◆ TASK ITEM:
Could you copy exactly the lines from the one containing "Parse this screenshot: output" through the last line of the records below, and nothing else?
==*==
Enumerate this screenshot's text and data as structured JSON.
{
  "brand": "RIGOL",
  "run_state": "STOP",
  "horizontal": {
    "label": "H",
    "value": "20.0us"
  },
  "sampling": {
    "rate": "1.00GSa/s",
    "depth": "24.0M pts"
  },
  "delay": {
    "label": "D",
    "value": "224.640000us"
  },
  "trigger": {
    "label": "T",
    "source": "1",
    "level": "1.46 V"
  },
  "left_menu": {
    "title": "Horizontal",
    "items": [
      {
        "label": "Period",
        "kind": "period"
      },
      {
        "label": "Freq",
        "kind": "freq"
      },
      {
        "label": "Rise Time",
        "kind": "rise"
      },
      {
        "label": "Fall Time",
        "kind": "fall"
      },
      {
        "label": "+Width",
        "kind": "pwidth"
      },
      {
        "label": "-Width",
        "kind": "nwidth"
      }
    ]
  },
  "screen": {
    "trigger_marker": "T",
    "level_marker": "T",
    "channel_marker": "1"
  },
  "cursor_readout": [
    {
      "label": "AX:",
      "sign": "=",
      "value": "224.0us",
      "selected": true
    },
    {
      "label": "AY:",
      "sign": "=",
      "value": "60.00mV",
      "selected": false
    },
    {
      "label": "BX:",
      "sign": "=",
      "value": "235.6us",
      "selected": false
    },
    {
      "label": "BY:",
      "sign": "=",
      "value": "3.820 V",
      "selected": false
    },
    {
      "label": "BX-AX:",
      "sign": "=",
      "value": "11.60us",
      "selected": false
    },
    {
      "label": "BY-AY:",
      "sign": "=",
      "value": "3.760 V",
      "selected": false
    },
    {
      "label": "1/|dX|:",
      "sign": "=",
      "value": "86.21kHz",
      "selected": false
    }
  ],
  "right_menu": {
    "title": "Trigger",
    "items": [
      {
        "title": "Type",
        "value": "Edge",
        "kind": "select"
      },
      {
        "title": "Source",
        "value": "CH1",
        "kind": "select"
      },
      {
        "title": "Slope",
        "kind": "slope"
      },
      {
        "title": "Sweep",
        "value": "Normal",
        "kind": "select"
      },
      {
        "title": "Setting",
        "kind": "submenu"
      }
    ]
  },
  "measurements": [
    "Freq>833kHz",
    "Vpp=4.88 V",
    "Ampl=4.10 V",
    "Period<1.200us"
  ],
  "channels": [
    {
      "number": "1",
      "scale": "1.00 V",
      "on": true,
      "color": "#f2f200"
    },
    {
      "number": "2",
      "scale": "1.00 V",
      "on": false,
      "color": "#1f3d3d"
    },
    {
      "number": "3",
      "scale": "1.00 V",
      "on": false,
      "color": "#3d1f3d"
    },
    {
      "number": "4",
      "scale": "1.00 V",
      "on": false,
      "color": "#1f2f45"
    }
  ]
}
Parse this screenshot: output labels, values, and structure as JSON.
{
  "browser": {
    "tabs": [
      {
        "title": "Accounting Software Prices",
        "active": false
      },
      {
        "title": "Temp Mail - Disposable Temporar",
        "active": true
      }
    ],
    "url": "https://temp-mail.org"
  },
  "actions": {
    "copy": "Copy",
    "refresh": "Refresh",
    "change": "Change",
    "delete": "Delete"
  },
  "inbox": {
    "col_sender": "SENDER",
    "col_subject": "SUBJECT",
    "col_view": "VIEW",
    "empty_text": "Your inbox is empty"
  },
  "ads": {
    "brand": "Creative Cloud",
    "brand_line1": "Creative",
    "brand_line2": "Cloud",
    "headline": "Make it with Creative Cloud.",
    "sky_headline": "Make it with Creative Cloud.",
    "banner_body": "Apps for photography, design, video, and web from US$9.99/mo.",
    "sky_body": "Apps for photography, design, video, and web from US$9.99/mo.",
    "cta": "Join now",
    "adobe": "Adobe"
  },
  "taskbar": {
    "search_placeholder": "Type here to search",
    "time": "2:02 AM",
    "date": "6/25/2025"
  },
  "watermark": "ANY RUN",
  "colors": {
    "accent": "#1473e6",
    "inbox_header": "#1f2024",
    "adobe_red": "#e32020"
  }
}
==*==
◆ ANSWER FOR THIS EXERCISE:
Parse this screenshot: output labels, values, and structure as JSON.
{
  "browser": {
    "tabs": [
      {
        "title": "Accounting Software Prices",
        "active": false
      },
      {
        "title": "Temp Mail - Disposable Temporar",
        "active": true
      }
    ],
    "url": "https://temp-mail.org"
  },
  "actions": {
    "copy": "Copy",
    "refresh": "Refresh",
    "change": "Change",
    "delete": "Delete"
  },
  "inbox": {
    "col_sender": "SENDER",
    "col_subject": "SUBJECT",
    "col_view": "VIEW",
    "empty_text": "Your inbox is empty"
  },
  "ads": {
    "brand": "Creative Cloud",
    "brand_line1": "Creative",
    "brand_line2": "Cloud",
    "headline": "Make it with Creative Cloud.",
    "sky_headline": "Make it with Creative Cloud.",
    "banner_body": "Apps for photography, design, video, and web from US$9.99/mo.",
    "sky_body": "Apps for photography, design, video, and web from US$9.99/mo.",
    "cta": "Join now",
    "adobe": "Adobe"
  },
  "taskbar": {
    "search_placeholder": "Type here to search",
    "time": "2:02 AM",
    "date": "6/25/2025"
  },
  "watermark": "ANY RUN",
  "colors": {
    "accent": "#1473e6",
    "inbox_header": "#1f2024",
    "adobe_red": "#e32020"
  }
}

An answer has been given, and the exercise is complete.